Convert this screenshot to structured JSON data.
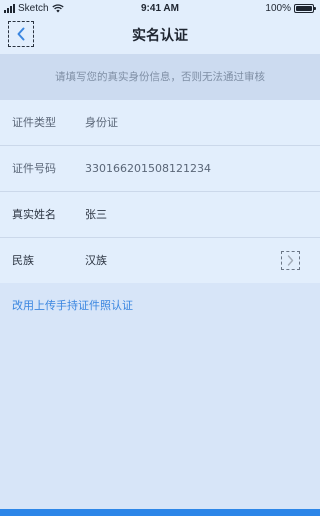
{
  "status_bar": {
    "carrier": "Sketch",
    "time": "9:41 AM",
    "battery": "100%",
    "battery_level": 1.0
  },
  "nav": {
    "title": "实名认证",
    "back_icon": "chevron-left-icon"
  },
  "notice": {
    "text": "请填写您的真实身份信息，否则无法通过审核"
  },
  "form": {
    "rows": [
      {
        "label": "证件类型",
        "value": "身份证"
      },
      {
        "label": "证件号码",
        "value": "330166201508121234"
      },
      {
        "label": "真实姓名",
        "value": "张三"
      },
      {
        "label": "民族",
        "value": "汉族",
        "icon": "chevron-right-icon"
      }
    ]
  },
  "alt_link": {
    "text": "改用上传手持证件照认证"
  },
  "colors": {
    "accent": "#3a86e0",
    "bottom_bar": "#2c86e8",
    "background": "#d7e5f8",
    "surface": "#e2eefc"
  }
}
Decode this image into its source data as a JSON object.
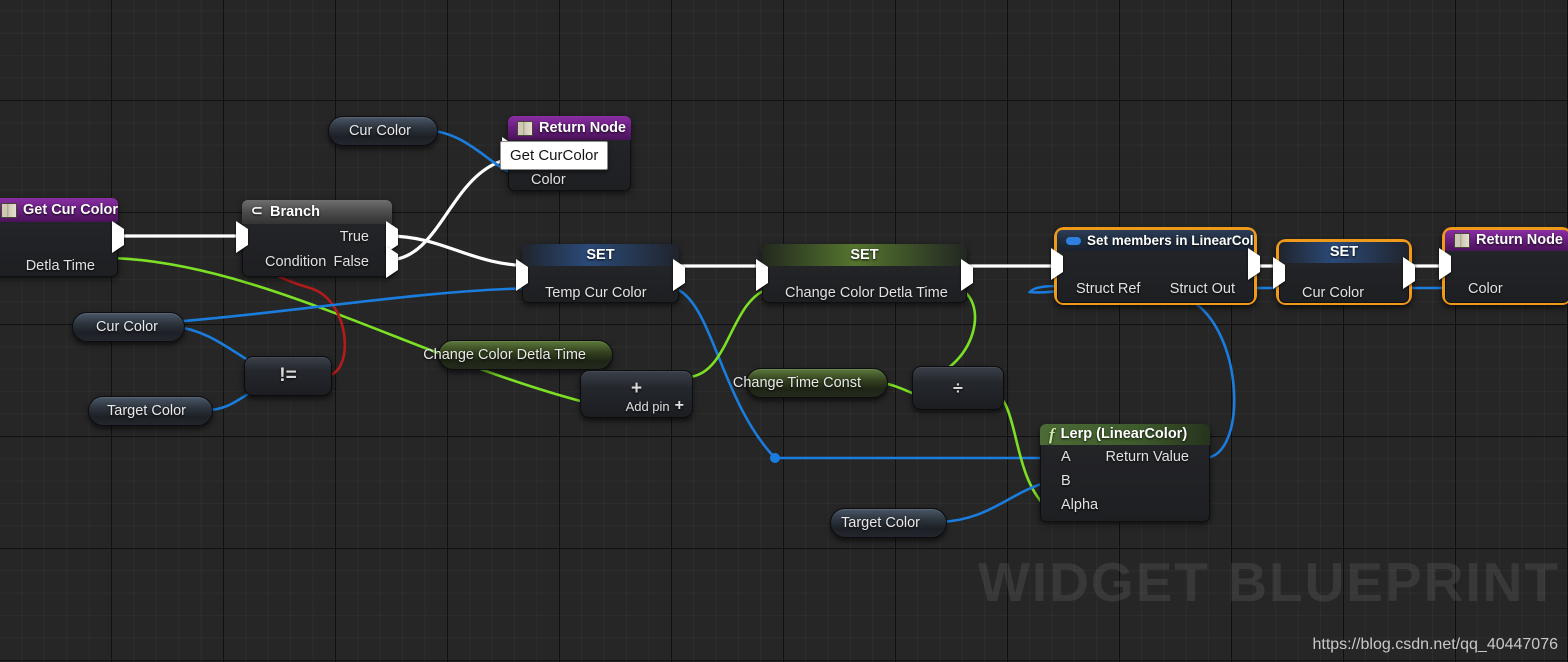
{
  "canvas": {
    "watermark": "WIDGET BLUEPRINT",
    "url": "https://blog.csdn.net/qq_40447076"
  },
  "tooltip": {
    "text": "Get CurColor"
  },
  "nodes": {
    "get_cur_color": {
      "title": "Get Cur Color",
      "icon": "book-icon",
      "outputs": [
        {
          "label": "Detla Time",
          "pin": "green"
        }
      ]
    },
    "branch": {
      "title": "Branch",
      "icon": "branch-icon",
      "inputs": [
        {
          "label": "Condition",
          "pin": "red"
        }
      ],
      "outputs": [
        {
          "label": "True",
          "pin": "exec"
        },
        {
          "label": "False",
          "pin": "exec"
        }
      ]
    },
    "return_node_top": {
      "title": "Return Node",
      "icon": "book-icon",
      "inputs": [
        {
          "label": "Color",
          "pin": "blue"
        }
      ]
    },
    "return_node_right": {
      "title": "Return Node",
      "icon": "book-icon",
      "selected": true,
      "inputs": [
        {
          "label": "Color",
          "pin": "blue"
        }
      ]
    },
    "set_temp_cur_color": {
      "title": "SET",
      "inputs": [
        {
          "label": "Temp Cur Color",
          "pin": "blue"
        }
      ]
    },
    "set_change_color_detla_time": {
      "title": "SET",
      "inputs": [
        {
          "label": "Change Color Detla Time",
          "pin": "green"
        }
      ]
    },
    "set_members_linearcolor": {
      "title": "Set members in LinearColor",
      "icon": "struct-icon",
      "selected": true,
      "inputs": [
        {
          "label": "Struct Ref",
          "pin": "diamond"
        }
      ],
      "outputs": [
        {
          "label": "Struct Out",
          "pin": "diamond"
        }
      ]
    },
    "set_cur_color": {
      "title": "SET",
      "selected": true,
      "inputs": [
        {
          "label": "Cur Color",
          "pin": "blue"
        }
      ]
    },
    "lerp_linearcolor": {
      "title": "Lerp (LinearColor)",
      "icon": "function-icon",
      "inputs": [
        {
          "label": "A",
          "pin": "blue"
        },
        {
          "label": "B",
          "pin": "blue"
        },
        {
          "label": "Alpha",
          "pin": "green"
        }
      ],
      "outputs": [
        {
          "label": "Return Value",
          "pin": "blue"
        }
      ]
    }
  },
  "variables": {
    "cur_color_top": {
      "label": "Cur Color",
      "pin": "blue"
    },
    "cur_color_left": {
      "label": "Cur Color",
      "pin": "blue"
    },
    "target_color_left": {
      "label": "Target Color",
      "pin": "blue"
    },
    "change_color_detla_time": {
      "label": "Change Color Detla Time",
      "pin": "green"
    },
    "change_time_const": {
      "label": "Change Time Const",
      "pin": "green"
    },
    "target_color_bottom": {
      "label": "Target Color",
      "pin": "blue"
    }
  },
  "math_nodes": {
    "not_equal": {
      "symbol": "!=",
      "inputs": 2,
      "output_pin": "red"
    },
    "add": {
      "symbol": "+",
      "add_pin_label": "Add pin",
      "add_pin_glyph": "+"
    },
    "divide": {
      "symbol": "÷"
    }
  },
  "colors": {
    "selection": "#f09a1b",
    "exec_wire": "#ffffff",
    "struct_wire": "#1a7ddd",
    "float_wire": "#7ce025",
    "bool_wire": "#c71b1b",
    "purple_header": "#6a1f80",
    "background": "#262626"
  }
}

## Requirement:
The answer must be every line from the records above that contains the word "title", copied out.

## Response to the task:
    "title": "实名认证",
      "title": "Get Cur Color",
      "title": "Branch",
      "title": "Return Node",
      "title": "Return Node",
      "title": "SET",
      "title": "SET",
      "title": "Set members in LinearColor",
      "title": "SET",
      "title": "Lerp (LinearColor)",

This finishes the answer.